ILILIKHA Artist Village is built to showcase artistic work and become an outlet for environmental advocacies.

Eric de Guia, renowned film director and writer known as Kidlat Tahimik conceptualized the Ili-likha to make social profit and give life to the artists.

“I loved to recycle things like broken tiles and I chose IliLikha as the name because it means, village of makers” Tahimik said.

The word “Likha” means to create while “Ili” means village.

Ili-Likha was built around trees and made of wood carvings, old bottles, junk scrap, old television frames, old bikes, broken tiles, old window frames, colorful chairs and beautiful sculptures of an Ifugao art that were re-formed into unique art pieces making a beautiful mess.

Wood carvings, sketches and paintings of indigenous folks can be seen in the different sections of IliLikha, including figure of national hero Jose Rizal, replica of the Philippine Flag, Andres Bonifacio and a rainbow staircase.

In addition, colorful and artistic kiosks offer healthy and budget friendly snacks and meals that will satisfy palates of customers.

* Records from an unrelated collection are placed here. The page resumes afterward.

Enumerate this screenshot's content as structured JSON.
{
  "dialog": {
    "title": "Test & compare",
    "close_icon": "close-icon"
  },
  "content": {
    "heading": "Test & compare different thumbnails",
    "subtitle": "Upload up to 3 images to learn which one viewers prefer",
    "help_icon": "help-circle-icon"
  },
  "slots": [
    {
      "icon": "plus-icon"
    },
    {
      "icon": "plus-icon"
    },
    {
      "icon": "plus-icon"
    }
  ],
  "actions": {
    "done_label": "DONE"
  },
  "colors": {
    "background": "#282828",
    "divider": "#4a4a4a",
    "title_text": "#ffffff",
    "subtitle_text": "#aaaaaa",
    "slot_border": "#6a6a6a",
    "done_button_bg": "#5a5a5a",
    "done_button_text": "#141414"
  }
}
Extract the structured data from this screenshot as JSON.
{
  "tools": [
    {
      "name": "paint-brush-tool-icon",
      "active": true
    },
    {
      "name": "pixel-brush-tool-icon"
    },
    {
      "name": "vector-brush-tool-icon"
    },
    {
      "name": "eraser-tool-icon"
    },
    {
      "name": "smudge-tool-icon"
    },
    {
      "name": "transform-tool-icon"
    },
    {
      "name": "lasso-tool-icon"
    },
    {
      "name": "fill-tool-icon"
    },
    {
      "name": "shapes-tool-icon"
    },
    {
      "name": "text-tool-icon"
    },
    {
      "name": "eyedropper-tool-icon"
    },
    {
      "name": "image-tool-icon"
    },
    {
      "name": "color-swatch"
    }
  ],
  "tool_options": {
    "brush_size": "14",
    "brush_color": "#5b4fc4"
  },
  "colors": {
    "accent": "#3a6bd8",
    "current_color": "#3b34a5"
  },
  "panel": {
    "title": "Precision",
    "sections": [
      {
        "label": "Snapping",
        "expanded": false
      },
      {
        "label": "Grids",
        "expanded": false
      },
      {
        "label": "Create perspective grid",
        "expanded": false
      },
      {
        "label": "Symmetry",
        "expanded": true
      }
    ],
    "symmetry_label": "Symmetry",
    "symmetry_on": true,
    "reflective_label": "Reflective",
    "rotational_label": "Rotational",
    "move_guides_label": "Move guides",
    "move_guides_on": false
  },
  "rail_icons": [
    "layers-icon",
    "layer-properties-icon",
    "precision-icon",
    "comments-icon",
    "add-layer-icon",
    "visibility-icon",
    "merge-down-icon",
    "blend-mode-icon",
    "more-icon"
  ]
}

With more pieces of wood saved from fallen trees and recycled material collected around the city, more space is reserved at Ili-likha to display inspiration with amazing creations of artists. (Justine Mae Jimenez/Colegio de Dagupan intern)